But all is perfectly imperfect.

And that is good. It is. At any moment in our lives we are all doing the best we can.  Sometimes things work out perfectly. Sometimes they go wrong. The balance of it all is that it is all perfectly imperfect.

My artwork is perfectly imperfect. I do my best with digital art, but I’m not really happy with what I do often. I learn each time I do some, and move forward, improving. The same is true when I use traditional media.

The same is true of life. Of my life. Of all our lives, our perfectly imperfect lives from which we can learn and grow as people.

 

 

Angela Porter 18 August 2019

Here’s today’s drawing, design, artwork; yesterday’s ‘just colour’ design.

I did try a small design using coloured pens to add lines, but it just doesn’t feel or look right.

I’m happy with this one, like I was with the one yesterday.

These last couple of artworks have been a bit of a change in the way I usually work. Perhaps more of quite a change.

Usually, I start by drawing my design and then adding colour. Over the past couple of days I’ve been drawing the basic shapes/design with colour from a brush, starting with the broad structure of the design. Then, I add the architecture of the design in pen.

The laying down of colour first means there is, for me, not a lot of control over the gradation of colour/tome and the precise shapes. Using watercolours means that colours can bleed from one shape into another if I forget to move to another area and let each shape dry before adding another next to it.

The resultant colour design, the variations as mentioned, is then the basis for my drawing. I work with the shapes as they are, trying not to be overly concerned if my pen lines done precisely match the edge of each shape. I try to work with the variations in colour/saturation/tone as I add the patterns.

I have tried doing something like this digitally, but so far haven’t been all that happy with the results. I will keep trying though. I know eventually I’ll work out how this will work for me.

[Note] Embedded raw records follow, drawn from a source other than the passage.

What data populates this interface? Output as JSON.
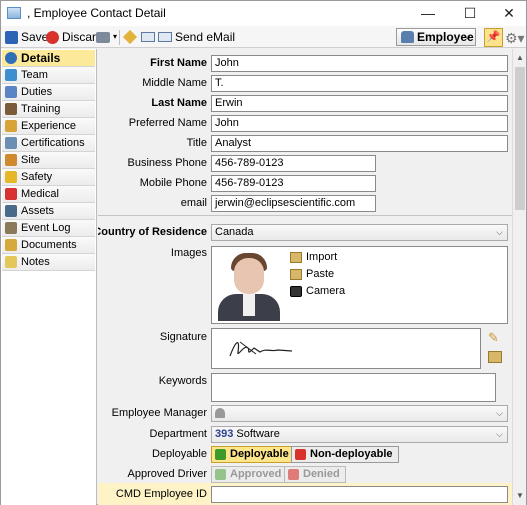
{
  "window": {
    "title": ",  Employee Contact Detail",
    "controls": {
      "minimize": "—",
      "maximize": "☐",
      "close": "✕"
    }
  },
  "toolbar": {
    "save": "Save",
    "discard": "Discard",
    "send_email": "Send eMail",
    "employee_dropdown": "Employee"
  },
  "sidebar": {
    "items": [
      {
        "label": "Details",
        "icon": "info-icon",
        "color": "#2f6fb8"
      },
      {
        "label": "Team",
        "icon": "team-icon",
        "color": "#3f8fd0"
      },
      {
        "label": "Duties",
        "icon": "duties-icon",
        "color": "#5b84c4"
      },
      {
        "label": "Training",
        "icon": "training-icon",
        "color": "#7a5c3a"
      },
      {
        "label": "Experience",
        "icon": "experience-icon",
        "color": "#d8a43a"
      },
      {
        "label": "Certifications",
        "icon": "certificate-icon",
        "color": "#6a8fb3"
      },
      {
        "label": "Site",
        "icon": "site-icon",
        "color": "#d08a2e"
      },
      {
        "label": "Safety",
        "icon": "safety-icon",
        "color": "#e7b72a"
      },
      {
        "label": "Medical",
        "icon": "medical-icon",
        "color": "#d83131"
      },
      {
        "label": "Assets",
        "icon": "assets-icon",
        "color": "#4a6a8a"
      },
      {
        "label": "Event Log",
        "icon": "event-log-icon",
        "color": "#8a7a5a"
      },
      {
        "label": "Documents",
        "icon": "documents-icon",
        "color": "#d6a93d"
      },
      {
        "label": "Notes",
        "icon": "notes-icon",
        "color": "#e3c75a"
      }
    ]
  },
  "form": {
    "first_name": {
      "label": "First Name",
      "value": "John"
    },
    "middle_name": {
      "label": "Middle Name",
      "value": "T."
    },
    "last_name": {
      "label": "Last Name",
      "value": "Erwin"
    },
    "preferred_name": {
      "label": "Preferred Name",
      "value": "John"
    },
    "title": {
      "label": "Title",
      "value": "Analyst"
    },
    "business_phone": {
      "label": "Business Phone",
      "value": "456-789-0123"
    },
    "mobile_phone": {
      "label": "Mobile Phone",
      "value": "456-789-0123"
    },
    "email": {
      "label": "email",
      "value": "jerwin@eclipsescientific.com"
    },
    "country": {
      "label": "Country of Residence",
      "value": "Canada"
    },
    "images": {
      "label": "Images",
      "import": "Import",
      "paste": "Paste",
      "camera": "Camera"
    },
    "signature": {
      "label": "Signature"
    },
    "keywords": {
      "label": "Keywords",
      "value": ""
    },
    "manager": {
      "label": "Employee Manager",
      "value": ""
    },
    "department": {
      "label": "Department",
      "code": "393",
      "name": "Software"
    },
    "deployable": {
      "label": "Deployable",
      "on": "Deployable",
      "off": "Non-deployable"
    },
    "approved_driver": {
      "label": "Approved Driver",
      "on": "Approved",
      "off": "Denied"
    },
    "cmd_employee_id": {
      "label": "CMD Employee ID",
      "value": ""
    }
  }
}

It’s a nice way to spend a Sunday, no matter what I do precisely.